A recent agreement with tech giant Apple demonstrates how investors are using their leverage to ensure firms “maintain and uphold” their human rights and workforce policies, said Bettina Reinboth, Director of Human Rights and Social Issues at the Principles for Responsible Investment (PRI).
“Investors are now looking beyond broad-brush statements to actual policy implementation and are doing so by collaborating to send a stronger signal to company boards,” she said.
Nadira Narine, Senior Programme Director at the Interfaith Centre on Corporate Responsibility (ICCR), who hopes that the agreement will “set a standard” for companies to follow and a precedent for similar engagements with other company boards.
Her sentiment is shared by Jonas Kron, Chief Advocacy Officer at Trillium Asset Management, with the tech giant viewed as a “trendsetter” in the tech industry and seen as the “gold standard” by many businesses leaders.
“I think [the agreement] will be an important template for how other companies can respond.”
The agreement reached following engagement – including the filing of a resolution – by New York City pension funds and a coalition of investors including SOC Investment Group, Parnassus Investments, Trillium Asset Management and the Greater Manchester Pension Fund (advised by PIRC an independent corporate governance and shareholder advisory firm) will see Apple independently assess its compliance with its existing commitments to freedom of association and collective bargaining rights, according to a filing with the US Securities and Exchange Commission (SEC).

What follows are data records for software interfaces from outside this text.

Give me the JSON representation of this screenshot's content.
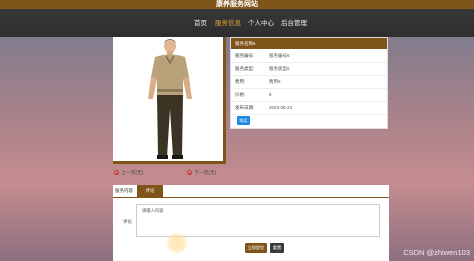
{
  "header": {
    "site_title": "康养服务网站",
    "nav": [
      {
        "label": "首页"
      },
      {
        "label": "服务信息"
      },
      {
        "label": "个人中心"
      },
      {
        "label": "后台管理"
      }
    ],
    "active_nav": "服务信息"
  },
  "info_panel": {
    "title": "服务名称6",
    "rows": [
      {
        "key": "服务编号:",
        "value": "服务编号6"
      },
      {
        "key": "服务类型:",
        "value": "服务类型6"
      },
      {
        "key": "费用:",
        "value": "费用6"
      },
      {
        "key": "价格:",
        "value": "6"
      },
      {
        "key": "发布日期:",
        "value": "2023-05-23"
      }
    ],
    "action_button": "购买"
  },
  "pager": {
    "prev": "上一页(无)",
    "next": "下一页(无)"
  },
  "tabs": [
    {
      "label": "服务内容"
    },
    {
      "label": "评论"
    }
  ],
  "active_tab": "评论",
  "comment": {
    "label": "评论",
    "placeholder": "请输入内容",
    "submit": "立即提交",
    "reset": "重置"
  },
  "watermark": "CSDN @zhiwen103",
  "colors": {
    "brand": "#7e5418",
    "topbar": "#2e2e2e",
    "nav_active": "#e3a531",
    "button_primary": "#1e88e5"
  }
}
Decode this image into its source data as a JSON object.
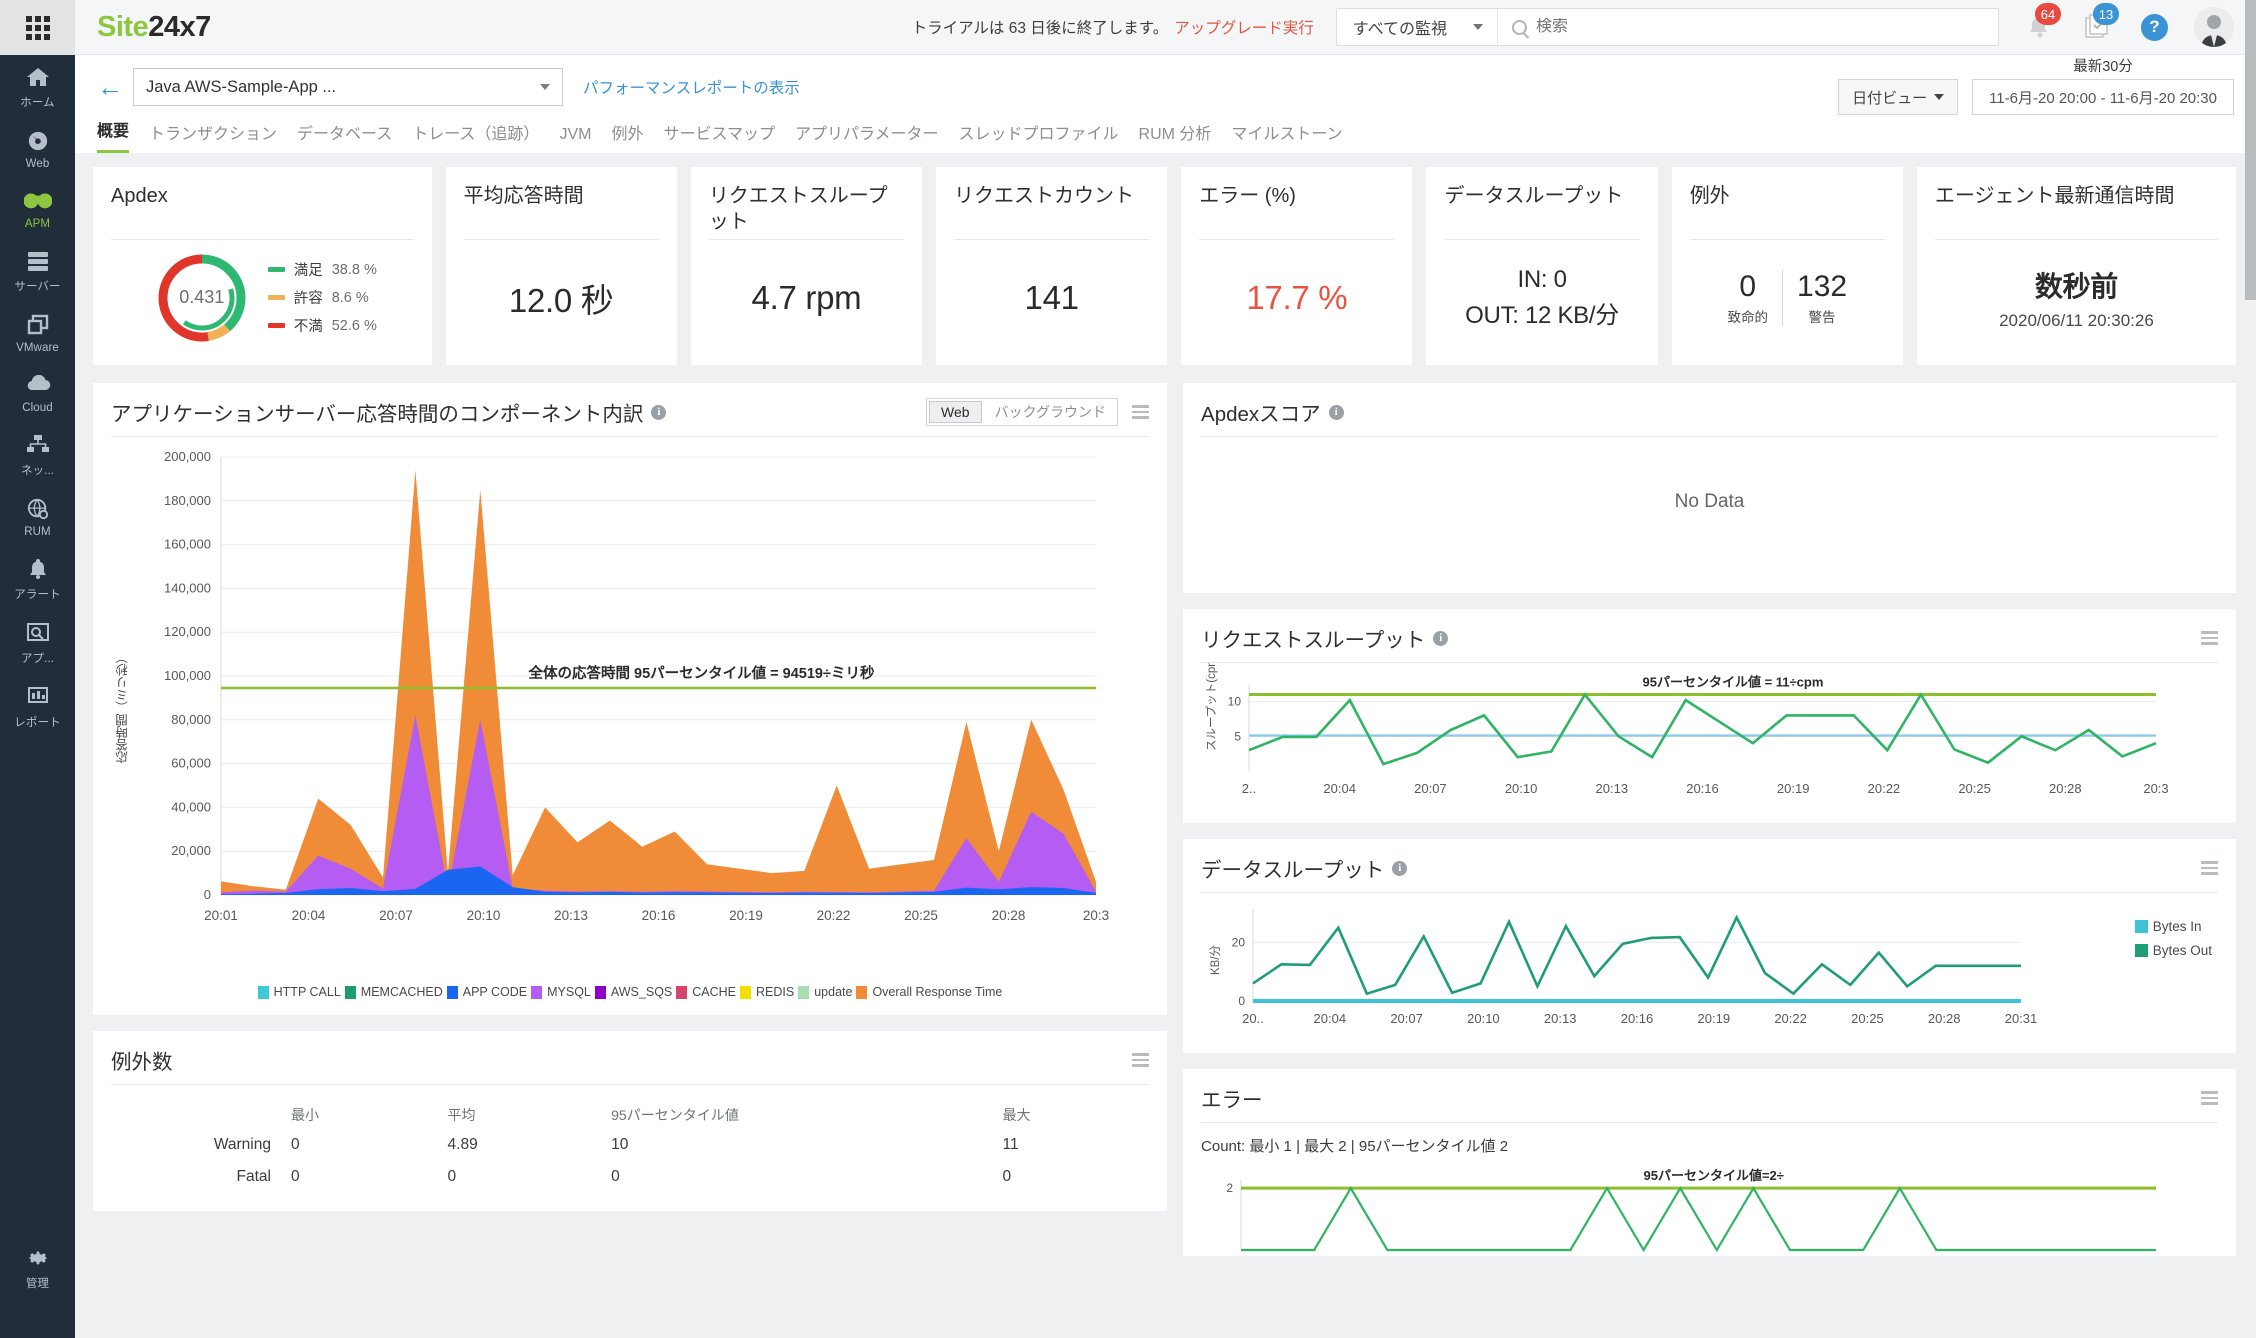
{
  "brand": {
    "part1": "Site",
    "part2": "24x7"
  },
  "topbar": {
    "trial_text": "トライアルは 63 日後に終了します。",
    "upgrade_link": "アップグレード実行",
    "monitor_filter": "すべての監視",
    "search_placeholder": "検索",
    "alerts_badge": "64",
    "tasks_badge": "13",
    "help_label": "?"
  },
  "sidebar": {
    "items": [
      {
        "label": "ホーム",
        "icon": "home-icon"
      },
      {
        "label": "Web",
        "icon": "globe-icon"
      },
      {
        "label": "APM",
        "icon": "binoculars-icon"
      },
      {
        "label": "サーバー",
        "icon": "server-icon"
      },
      {
        "label": "VMware",
        "icon": "vmware-icon"
      },
      {
        "label": "Cloud",
        "icon": "cloud-icon"
      },
      {
        "label": "ネッ...",
        "icon": "network-icon"
      },
      {
        "label": "RUM",
        "icon": "rum-globe-icon"
      },
      {
        "label": "アラート",
        "icon": "bell-icon"
      },
      {
        "label": "アプ...",
        "icon": "app-icon"
      },
      {
        "label": "レポート",
        "icon": "report-icon"
      }
    ],
    "admin": {
      "label": "管理",
      "icon": "gear-icon"
    },
    "active_index": 2
  },
  "pagehead": {
    "app_name": "Java AWS-Sample-App ...",
    "perf_report_link": "パフォーマンスレポートの表示",
    "date_view_label": "日付ビュー",
    "range_label": "最新30分",
    "range_value": "11-6月-20 20:00 - 11-6月-20 20:30",
    "tabs": [
      {
        "label": "概要",
        "active": true
      },
      {
        "label": "トランザクション",
        "active": false
      },
      {
        "label": "データベース",
        "active": false
      },
      {
        "label": "トレース（追跡）",
        "active": false
      },
      {
        "label": "JVM",
        "active": false
      },
      {
        "label": "例外",
        "active": false
      },
      {
        "label": "サービスマップ",
        "active": false
      },
      {
        "label": "アプリパラメーター",
        "active": false
      },
      {
        "label": "スレッドプロファイル",
        "active": false
      },
      {
        "label": "RUM 分析",
        "active": false
      },
      {
        "label": "マイルストーン",
        "active": false
      }
    ]
  },
  "kpis": {
    "apdex": {
      "title": "Apdex",
      "score": "0.431",
      "legend": [
        {
          "label": "満足",
          "value": "38.8 %",
          "color": "#2eb872",
          "pct": 38.8
        },
        {
          "label": "許容",
          "value": "8.6 %",
          "color": "#f0b255",
          "pct": 8.6
        },
        {
          "label": "不満",
          "value": "52.6 %",
          "color": "#e0352b",
          "pct": 52.6
        }
      ]
    },
    "avg_response": {
      "title": "平均応答時間",
      "value": "12.0 秒"
    },
    "throughput": {
      "title": "リクエストスループット",
      "value": "4.7 rpm"
    },
    "req_count": {
      "title": "リクエストカウント",
      "value": "141"
    },
    "error_pct": {
      "title": "エラー (%)",
      "value": "17.7 %",
      "color": "#e8543f"
    },
    "data_throughput": {
      "title": "データスループット",
      "in": "IN: 0",
      "out": "OUT: 12 KB/分"
    },
    "exceptions": {
      "title": "例外",
      "fatal_value": "0",
      "fatal_label": "致命的",
      "warn_value": "132",
      "warn_label": "警告"
    },
    "agent": {
      "title": "エージェント最新通信時間",
      "value": "数秒前",
      "timestamp": "2020/06/11 20:30:26"
    }
  },
  "panels": {
    "component_breakdown": {
      "title": "アプリケーションサーバー応答時間のコンポーネント内訳",
      "toggle": [
        {
          "label": "Web",
          "active": true
        },
        {
          "label": "バックグラウンド",
          "active": false
        }
      ]
    },
    "apdex_score": {
      "title": "Apdexスコア",
      "nodata": "No Data"
    },
    "request_throughput": {
      "title": "リクエストスループット"
    },
    "data_throughput": {
      "title": "データスループット"
    },
    "exception_count": {
      "title": "例外数",
      "columns": [
        "",
        "最小",
        "平均",
        "95パーセンタイル値",
        "最大"
      ],
      "rows": [
        {
          "label": "Warning",
          "min": "0",
          "avg": "4.89",
          "p95": "10",
          "max": "11"
        },
        {
          "label": "Fatal",
          "min": "0",
          "avg": "0",
          "p95": "0",
          "max": "0"
        }
      ]
    },
    "errors": {
      "title": "エラー",
      "count_line": "Count:  最小 1  |  最大 2  |  95パーセンタイル値 2"
    }
  },
  "chart_data": [
    {
      "id": "component_breakdown",
      "type": "area",
      "title": "アプリケーションサーバー応答時間のコンポーネント内訳",
      "xlabel": "",
      "ylabel": "応答時間（ミリ秒）",
      "ylim": [
        0,
        200000
      ],
      "yticks": [
        0,
        20000,
        40000,
        60000,
        80000,
        100000,
        120000,
        140000,
        160000,
        180000,
        200000
      ],
      "ytick_labels": [
        "0",
        "20,000",
        "40,000",
        "60,000",
        "80,000",
        "100,000",
        "120,000",
        "140,000",
        "160,000",
        "180,000",
        "200,000"
      ],
      "xtick_labels": [
        "20:01",
        "20:04",
        "20:07",
        "20:10",
        "20:13",
        "20:16",
        "20:19",
        "20:22",
        "20:25",
        "20:28",
        "20:3"
      ],
      "threshold": {
        "label": "全体の応答時間 95パーセンタイル値 = 94519÷ミリ秒",
        "value": 94519,
        "color": "#8dbe2c"
      },
      "legend": [
        {
          "name": "HTTP CALL",
          "color": "#3ec9d6"
        },
        {
          "name": "MEMCACHED",
          "color": "#1a9e6e"
        },
        {
          "name": "APP CODE",
          "color": "#1a66f0"
        },
        {
          "name": "MYSQL",
          "color": "#b55cf2"
        },
        {
          "name": "AWS_SQS",
          "color": "#8e00c7"
        },
        {
          "name": "CACHE",
          "color": "#d6456b"
        },
        {
          "name": "REDIS",
          "color": "#f2e000"
        },
        {
          "name": "update",
          "color": "#a8ddb0"
        },
        {
          "name": "Overall Response Time",
          "color": "#f08c38"
        }
      ],
      "series": [
        {
          "name": "APP CODE",
          "color": "#1a66f0",
          "values": [
            300,
            600,
            900,
            2600,
            3200,
            1800,
            2800,
            11500,
            13000,
            3600,
            1500,
            1200,
            1400,
            1100,
            1300,
            1200,
            1000,
            900,
            1100,
            1000,
            900,
            1200,
            1400,
            3400,
            2600,
            3600,
            3200,
            900
          ]
        },
        {
          "name": "MYSQL",
          "color": "#b55cf2",
          "values": [
            1200,
            2000,
            1600,
            18000,
            12000,
            3000,
            82000,
            3000,
            80000,
            3000,
            2000,
            1600,
            1800,
            1500,
            1800,
            1600,
            1400,
            1300,
            1500,
            1400,
            1300,
            1600,
            2000,
            26000,
            6000,
            38000,
            28000,
            1500
          ]
        },
        {
          "name": "Overall Response Time",
          "color": "#f08c38",
          "values": [
            6200,
            4000,
            2400,
            44000,
            32000,
            8000,
            194000,
            10000,
            185000,
            9000,
            40000,
            24000,
            34000,
            22000,
            29000,
            14000,
            12000,
            10000,
            11000,
            50000,
            12000,
            14000,
            16000,
            79000,
            20000,
            80000,
            48000,
            6000
          ]
        }
      ]
    },
    {
      "id": "request_throughput",
      "type": "line",
      "title": "リクエストスループット",
      "ylabel": "スループット(cpm)",
      "ylim": [
        0,
        11.8
      ],
      "yticks": [
        5,
        10
      ],
      "ytick_labels": [
        "5",
        "10"
      ],
      "xtick_labels": [
        "2..",
        "20:04",
        "20:07",
        "20:10",
        "20:13",
        "20:16",
        "20:19",
        "20:22",
        "20:25",
        "20:28",
        "20:3"
      ],
      "annotation": "95パーセンタイル値 = 11÷cpm",
      "threshold": {
        "value": 11,
        "color": "#8dbe2c"
      },
      "baseline": {
        "value": 5.1,
        "color": "#8ec9ee"
      },
      "series": [
        {
          "name": "cpm",
          "color": "#2eb463",
          "values": [
            3.0,
            4.9,
            4.9,
            10.2,
            1.0,
            2.6,
            5.9,
            8.0,
            2.0,
            2.8,
            11.0,
            5.0,
            2.0,
            10.2,
            7.1,
            4.0,
            8.0,
            8.0,
            8.0,
            3.0,
            11.0,
            3.1,
            1.2,
            5.0,
            3.0,
            5.9,
            2.1,
            4.0
          ]
        }
      ]
    },
    {
      "id": "data_throughput",
      "type": "line",
      "title": "データスループット",
      "ylabel": "KB/分",
      "ylim": [
        0,
        30
      ],
      "yticks": [
        0,
        20
      ],
      "ytick_labels": [
        "0",
        "20"
      ],
      "xtick_labels": [
        "20..",
        "20:04",
        "20:07",
        "20:10",
        "20:13",
        "20:16",
        "20:19",
        "20:22",
        "20:25",
        "20:28",
        "20:31"
      ],
      "legend_position": "right",
      "series": [
        {
          "name": "Bytes In",
          "color": "#3ec2d6",
          "values": [
            0,
            0,
            0,
            0,
            0,
            0,
            0,
            0,
            0,
            0,
            0,
            0,
            0,
            0,
            0,
            0,
            0,
            0,
            0,
            0,
            0,
            0,
            0,
            0,
            0,
            0,
            0,
            0
          ]
        },
        {
          "name": "Bytes Out",
          "color": "#1f9e76",
          "values": [
            6,
            12.5,
            12.3,
            25,
            2.5,
            5.5,
            22,
            2.8,
            6,
            27,
            5,
            25.5,
            8.5,
            19.5,
            21.5,
            21.8,
            8,
            28.5,
            9.5,
            2.5,
            12.5,
            5.5,
            16.5,
            5,
            12,
            12,
            12,
            12
          ]
        }
      ]
    },
    {
      "id": "errors",
      "type": "line",
      "title": "エラー",
      "ylim": [
        0,
        2.2
      ],
      "yticks": [
        2
      ],
      "ytick_labels": [
        "2"
      ],
      "annotation": "95パーセンタイル値=2÷",
      "threshold": {
        "value": 2,
        "color": "#8dbe2c"
      },
      "stats": {
        "min": 1,
        "max": 2,
        "p95": 2
      },
      "series": [
        {
          "name": "errors",
          "color": "#2eb463",
          "values": [
            0,
            0,
            0,
            2,
            0,
            0,
            0,
            0,
            0,
            0,
            2,
            0,
            2,
            0,
            2,
            0,
            0,
            0,
            2,
            0,
            0,
            0,
            0,
            0,
            0,
            0
          ]
        }
      ]
    }
  ]
}
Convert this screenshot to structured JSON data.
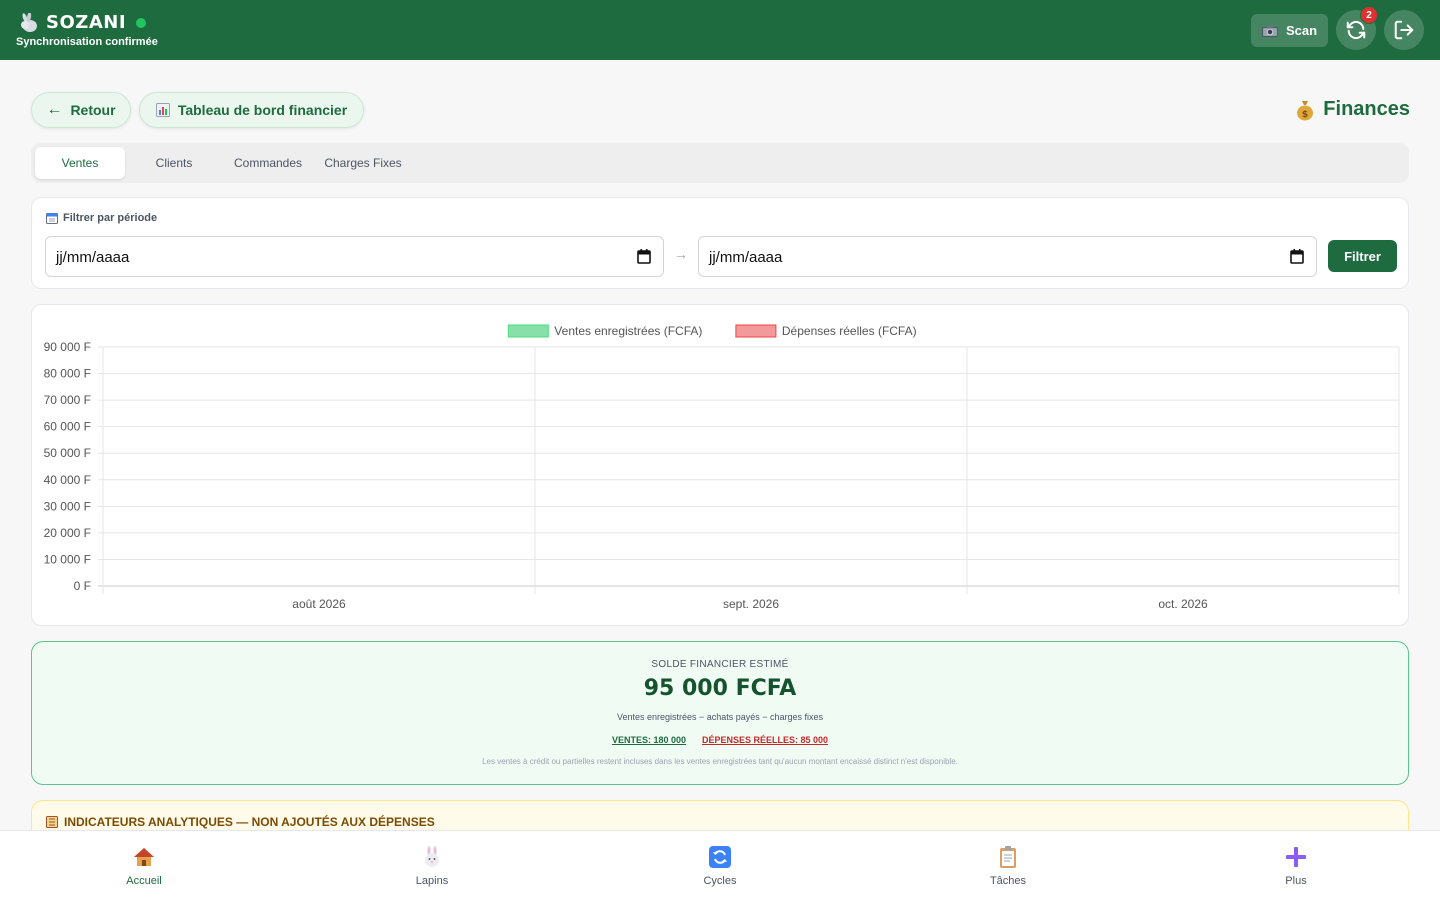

“Companies tell investors: ‘We have a policy on freedom of association, we have a policy on collective bargaining, and we follow the International Labour Organisation (ILO) conventions’ – yet controversies still pop up,” said ICCR’s Narine.
“Here’s a clear opportunity for [Apple] to investigate why those controversies keep coming up to an independent third-party audit.”
Apple has denied the accusations.
“Salient” labour issues emerge
The agreement is a part of a wider trend, according to Tom Powdrill, Head of Stewardship at PIRC, who expects similar shareholder resolutions on freedom of association on the ballot at other US tech companies in 2023, demonstrating the level of investor interest in this and other workforce-related issues.
“The investor group we are part of that reached this agreement with Apple has already communicated to the company our expectations of the review,” he said.
“We have particularly emphasised the need to address the issue of ‘non-interference’ when employees unionise, the need to appoint a credible third-party to undertake the assessment (which would preclude any firms which provide ‘union avoidance’ services) and for the review to consult with workers and worker organisers.”
Collective bargaining and freedom of association have emerged as “salient labour issues” across a variety of sectors in the US – namely food, retail and tech, said PRI’s Reinboth, noting the engagement with Apple paves the way for further investor action across these industries.
Union rights are a key focus of PRI’s new ‘Advance’ engagement initiative targeting social issues and human rights, with more than 220 investors collectively, representing US$30 trillion in assets under management, involved.
Transparency and disclosure
From a regulatory perspective, the case highlights the need for greater policy efforts around transparency and disclosure, said Reinboth.
“Already, we see that the SEC is preparing to release its Human Capital Management Rulemaking, which will seek to mandate greater levels of disclosure from companies on social factors,” she said.
“Ultimately, this provides investors with greater information to be able to prioritise human rights-linked engagements.”
While Powdrill admits that that US labour laws are “very weak” compared to Europe, the country does have the necessary ILO conventions and, as such, “there is no need for companies to reinvent the wheel”.
“The crunch question is how policies that claim to uphold these rights are applied,” he said.
In practice, when operating in a market like the US where labour protections are weak, and there is a “mini industry” advising companies on how to undermine union organising, the best orientation is for a company to adopt is neutrality, added PIRC’s Powdrill.
“If investors want to support decent work they must challenge portfolio companies that are actively seeking to dissuade employees from exercising fundamental workplace rights.”